YOUR INSTRUCTIONS
Using the data below, gather each line that includes the word "description".

SOURCE MATERIAL
***

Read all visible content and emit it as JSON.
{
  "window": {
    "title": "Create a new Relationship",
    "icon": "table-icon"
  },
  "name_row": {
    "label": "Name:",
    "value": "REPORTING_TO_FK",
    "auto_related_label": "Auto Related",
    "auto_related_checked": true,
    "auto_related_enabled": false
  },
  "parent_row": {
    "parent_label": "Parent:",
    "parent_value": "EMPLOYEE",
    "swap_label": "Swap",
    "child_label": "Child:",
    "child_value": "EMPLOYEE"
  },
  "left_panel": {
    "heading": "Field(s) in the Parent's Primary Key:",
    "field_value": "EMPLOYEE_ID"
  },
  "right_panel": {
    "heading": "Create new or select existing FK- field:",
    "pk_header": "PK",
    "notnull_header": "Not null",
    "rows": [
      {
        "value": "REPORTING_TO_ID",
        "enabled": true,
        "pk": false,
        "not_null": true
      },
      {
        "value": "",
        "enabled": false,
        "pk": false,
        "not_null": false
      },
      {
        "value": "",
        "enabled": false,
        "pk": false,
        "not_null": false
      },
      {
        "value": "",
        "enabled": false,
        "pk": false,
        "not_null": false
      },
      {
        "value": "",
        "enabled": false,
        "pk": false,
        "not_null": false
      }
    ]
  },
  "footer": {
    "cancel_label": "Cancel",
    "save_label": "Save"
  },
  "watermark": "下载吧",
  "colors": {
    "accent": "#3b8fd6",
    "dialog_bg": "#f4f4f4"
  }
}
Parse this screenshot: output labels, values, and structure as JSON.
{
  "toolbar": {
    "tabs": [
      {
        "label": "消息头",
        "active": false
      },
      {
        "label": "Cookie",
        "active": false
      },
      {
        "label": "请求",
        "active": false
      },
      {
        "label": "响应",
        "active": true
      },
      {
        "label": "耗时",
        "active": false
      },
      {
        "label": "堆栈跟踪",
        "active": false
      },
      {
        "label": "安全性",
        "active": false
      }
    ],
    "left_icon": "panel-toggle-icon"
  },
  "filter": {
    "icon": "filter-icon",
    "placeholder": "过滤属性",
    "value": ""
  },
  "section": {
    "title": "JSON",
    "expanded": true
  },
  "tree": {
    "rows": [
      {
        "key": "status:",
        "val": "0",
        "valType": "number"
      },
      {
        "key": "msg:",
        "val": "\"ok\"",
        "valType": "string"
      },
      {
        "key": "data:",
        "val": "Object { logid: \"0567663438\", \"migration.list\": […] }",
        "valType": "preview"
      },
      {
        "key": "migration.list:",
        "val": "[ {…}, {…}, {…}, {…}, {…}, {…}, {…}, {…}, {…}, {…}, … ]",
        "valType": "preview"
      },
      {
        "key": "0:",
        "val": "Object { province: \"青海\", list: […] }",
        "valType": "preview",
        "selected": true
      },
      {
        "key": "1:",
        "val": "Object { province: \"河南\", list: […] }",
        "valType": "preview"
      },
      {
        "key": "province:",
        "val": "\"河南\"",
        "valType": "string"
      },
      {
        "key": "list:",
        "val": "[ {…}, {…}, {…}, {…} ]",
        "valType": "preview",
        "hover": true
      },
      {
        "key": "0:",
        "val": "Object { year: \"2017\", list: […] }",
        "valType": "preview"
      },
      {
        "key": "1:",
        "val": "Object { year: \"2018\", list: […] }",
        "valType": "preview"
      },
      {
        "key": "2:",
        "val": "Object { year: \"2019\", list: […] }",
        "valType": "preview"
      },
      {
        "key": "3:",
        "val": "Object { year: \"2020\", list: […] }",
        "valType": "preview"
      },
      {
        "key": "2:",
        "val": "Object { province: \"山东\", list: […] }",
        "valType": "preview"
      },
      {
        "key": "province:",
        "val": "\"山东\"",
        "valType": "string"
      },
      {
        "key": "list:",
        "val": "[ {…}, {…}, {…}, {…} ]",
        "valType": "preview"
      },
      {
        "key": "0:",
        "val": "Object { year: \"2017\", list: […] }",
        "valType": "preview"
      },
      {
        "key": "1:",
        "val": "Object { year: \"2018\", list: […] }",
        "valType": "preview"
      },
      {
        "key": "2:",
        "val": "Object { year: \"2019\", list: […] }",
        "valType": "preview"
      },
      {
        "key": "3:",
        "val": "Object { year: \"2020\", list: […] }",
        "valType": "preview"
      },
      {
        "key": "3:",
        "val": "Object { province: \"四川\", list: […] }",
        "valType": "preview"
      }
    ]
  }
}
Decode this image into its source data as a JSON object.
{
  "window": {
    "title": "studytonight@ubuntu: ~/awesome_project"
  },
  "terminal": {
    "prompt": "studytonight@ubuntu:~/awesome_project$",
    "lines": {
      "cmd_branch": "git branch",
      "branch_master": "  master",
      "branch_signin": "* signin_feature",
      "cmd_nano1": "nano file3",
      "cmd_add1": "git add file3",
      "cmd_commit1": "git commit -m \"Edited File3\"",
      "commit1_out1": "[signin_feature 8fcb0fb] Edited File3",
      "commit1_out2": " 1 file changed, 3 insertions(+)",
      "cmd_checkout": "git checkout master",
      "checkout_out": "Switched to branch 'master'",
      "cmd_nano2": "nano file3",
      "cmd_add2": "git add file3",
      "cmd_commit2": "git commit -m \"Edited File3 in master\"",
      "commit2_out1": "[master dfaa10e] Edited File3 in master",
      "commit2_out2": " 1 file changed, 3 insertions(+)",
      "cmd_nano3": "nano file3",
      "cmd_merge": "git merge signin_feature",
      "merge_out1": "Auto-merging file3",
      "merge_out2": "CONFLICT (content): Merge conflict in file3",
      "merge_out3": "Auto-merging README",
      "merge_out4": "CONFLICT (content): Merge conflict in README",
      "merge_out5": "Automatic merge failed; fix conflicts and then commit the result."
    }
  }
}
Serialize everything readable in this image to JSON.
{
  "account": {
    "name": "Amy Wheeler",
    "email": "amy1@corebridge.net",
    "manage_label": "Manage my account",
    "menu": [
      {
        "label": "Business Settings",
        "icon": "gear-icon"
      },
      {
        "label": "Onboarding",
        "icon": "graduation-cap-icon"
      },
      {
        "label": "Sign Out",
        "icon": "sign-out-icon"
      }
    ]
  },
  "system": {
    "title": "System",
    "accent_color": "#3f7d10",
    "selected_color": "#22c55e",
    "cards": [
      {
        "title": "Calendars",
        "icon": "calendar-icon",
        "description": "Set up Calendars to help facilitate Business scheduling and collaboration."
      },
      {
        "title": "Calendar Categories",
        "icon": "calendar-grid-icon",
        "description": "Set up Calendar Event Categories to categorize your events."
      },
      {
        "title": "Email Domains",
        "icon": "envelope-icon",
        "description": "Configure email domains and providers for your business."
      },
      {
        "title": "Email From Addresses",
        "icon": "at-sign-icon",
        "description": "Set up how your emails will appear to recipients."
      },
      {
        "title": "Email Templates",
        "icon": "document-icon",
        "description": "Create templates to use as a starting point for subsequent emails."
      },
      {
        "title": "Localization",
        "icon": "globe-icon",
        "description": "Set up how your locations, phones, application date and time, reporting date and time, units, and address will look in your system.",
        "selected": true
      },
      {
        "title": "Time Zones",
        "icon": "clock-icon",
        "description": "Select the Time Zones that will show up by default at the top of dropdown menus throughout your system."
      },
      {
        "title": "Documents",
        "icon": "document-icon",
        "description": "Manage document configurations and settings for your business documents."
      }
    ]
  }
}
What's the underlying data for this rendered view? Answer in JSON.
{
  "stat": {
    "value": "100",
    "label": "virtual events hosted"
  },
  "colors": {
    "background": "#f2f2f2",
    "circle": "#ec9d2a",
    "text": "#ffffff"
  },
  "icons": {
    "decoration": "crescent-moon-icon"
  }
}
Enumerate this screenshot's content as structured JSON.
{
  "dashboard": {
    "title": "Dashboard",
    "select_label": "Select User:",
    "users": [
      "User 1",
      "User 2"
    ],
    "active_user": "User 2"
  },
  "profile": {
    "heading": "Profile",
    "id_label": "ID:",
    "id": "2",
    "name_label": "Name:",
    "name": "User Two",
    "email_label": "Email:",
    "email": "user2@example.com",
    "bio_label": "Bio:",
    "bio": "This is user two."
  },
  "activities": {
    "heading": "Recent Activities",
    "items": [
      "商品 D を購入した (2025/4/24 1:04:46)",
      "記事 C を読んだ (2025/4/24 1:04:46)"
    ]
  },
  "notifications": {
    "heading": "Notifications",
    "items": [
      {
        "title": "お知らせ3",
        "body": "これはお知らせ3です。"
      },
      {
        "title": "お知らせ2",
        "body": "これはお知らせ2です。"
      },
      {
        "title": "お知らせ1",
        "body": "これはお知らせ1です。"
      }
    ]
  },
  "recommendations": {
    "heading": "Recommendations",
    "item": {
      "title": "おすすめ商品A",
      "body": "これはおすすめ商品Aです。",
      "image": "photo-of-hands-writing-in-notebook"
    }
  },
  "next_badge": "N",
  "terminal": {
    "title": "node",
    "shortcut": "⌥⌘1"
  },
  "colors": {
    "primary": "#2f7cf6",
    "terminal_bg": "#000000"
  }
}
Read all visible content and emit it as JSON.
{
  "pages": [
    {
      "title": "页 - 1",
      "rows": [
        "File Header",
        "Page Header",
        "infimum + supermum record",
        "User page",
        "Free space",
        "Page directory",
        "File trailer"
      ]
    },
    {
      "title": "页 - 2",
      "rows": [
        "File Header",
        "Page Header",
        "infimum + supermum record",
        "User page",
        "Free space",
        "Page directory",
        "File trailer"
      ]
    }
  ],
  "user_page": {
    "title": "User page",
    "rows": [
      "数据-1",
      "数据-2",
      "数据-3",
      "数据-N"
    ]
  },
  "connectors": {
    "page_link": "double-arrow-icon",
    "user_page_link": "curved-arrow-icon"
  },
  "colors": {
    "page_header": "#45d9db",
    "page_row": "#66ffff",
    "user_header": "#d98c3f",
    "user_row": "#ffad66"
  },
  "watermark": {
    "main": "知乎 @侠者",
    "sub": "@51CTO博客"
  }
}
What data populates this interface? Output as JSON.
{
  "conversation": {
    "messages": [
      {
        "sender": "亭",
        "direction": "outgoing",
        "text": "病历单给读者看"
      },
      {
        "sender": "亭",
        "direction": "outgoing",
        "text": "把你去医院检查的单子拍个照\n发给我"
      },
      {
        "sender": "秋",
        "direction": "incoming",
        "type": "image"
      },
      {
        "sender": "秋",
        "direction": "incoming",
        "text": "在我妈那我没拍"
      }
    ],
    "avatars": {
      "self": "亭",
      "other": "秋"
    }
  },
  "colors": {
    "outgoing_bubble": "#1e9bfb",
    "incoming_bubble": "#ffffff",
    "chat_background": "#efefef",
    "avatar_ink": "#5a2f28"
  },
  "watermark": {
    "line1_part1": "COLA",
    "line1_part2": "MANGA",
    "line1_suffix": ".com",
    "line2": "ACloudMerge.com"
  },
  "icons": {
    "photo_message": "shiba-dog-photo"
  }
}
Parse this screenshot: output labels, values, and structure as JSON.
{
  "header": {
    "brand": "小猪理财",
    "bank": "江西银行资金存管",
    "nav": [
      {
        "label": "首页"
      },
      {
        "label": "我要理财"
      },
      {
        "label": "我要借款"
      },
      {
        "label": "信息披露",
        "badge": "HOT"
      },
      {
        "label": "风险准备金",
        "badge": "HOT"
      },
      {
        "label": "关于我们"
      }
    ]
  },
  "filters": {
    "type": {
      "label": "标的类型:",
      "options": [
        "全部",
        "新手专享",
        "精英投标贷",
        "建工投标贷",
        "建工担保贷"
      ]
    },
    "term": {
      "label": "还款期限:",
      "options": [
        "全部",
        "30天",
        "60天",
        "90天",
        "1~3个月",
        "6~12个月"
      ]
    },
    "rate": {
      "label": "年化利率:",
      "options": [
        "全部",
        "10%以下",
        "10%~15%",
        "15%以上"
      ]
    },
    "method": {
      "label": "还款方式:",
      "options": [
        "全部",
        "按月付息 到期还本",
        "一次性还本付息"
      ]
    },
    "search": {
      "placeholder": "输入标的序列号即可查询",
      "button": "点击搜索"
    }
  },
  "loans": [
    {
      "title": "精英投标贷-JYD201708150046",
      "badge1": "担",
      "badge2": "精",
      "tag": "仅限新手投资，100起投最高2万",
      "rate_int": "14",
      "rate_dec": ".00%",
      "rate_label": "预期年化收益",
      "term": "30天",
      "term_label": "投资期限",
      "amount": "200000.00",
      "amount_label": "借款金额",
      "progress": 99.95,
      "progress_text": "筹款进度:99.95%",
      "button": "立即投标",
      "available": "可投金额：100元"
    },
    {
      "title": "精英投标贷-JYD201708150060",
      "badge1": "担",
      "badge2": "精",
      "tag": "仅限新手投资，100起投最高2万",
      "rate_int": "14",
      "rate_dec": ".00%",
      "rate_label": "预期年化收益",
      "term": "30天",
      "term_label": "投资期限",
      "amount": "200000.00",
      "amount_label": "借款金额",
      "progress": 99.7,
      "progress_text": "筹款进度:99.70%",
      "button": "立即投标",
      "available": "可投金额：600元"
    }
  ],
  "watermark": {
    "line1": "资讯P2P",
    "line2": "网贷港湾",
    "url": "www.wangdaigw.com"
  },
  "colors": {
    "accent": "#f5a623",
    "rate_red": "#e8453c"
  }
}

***

EXERCISE RESULT
        "description": "Set up Calendars to help facilitate Business scheduling and collaboration."
        "description": "Set up Calendar Event Categories to categorize your events."
        "description": "Configure email domains and providers for your business."
        "description": "Set up how your emails will appear to recipients."
        "description": "Create templates to use as a starting point for subsequent emails."
        "description": "Set up how your locations, phones, application date and time, reporting date and time, units, and address will look in your system.",
        "description": "Select the Time Zones that will show up by default at the top of dropdown menus throughout your system."
        "description": "Manage document configurations and settings for your business documents."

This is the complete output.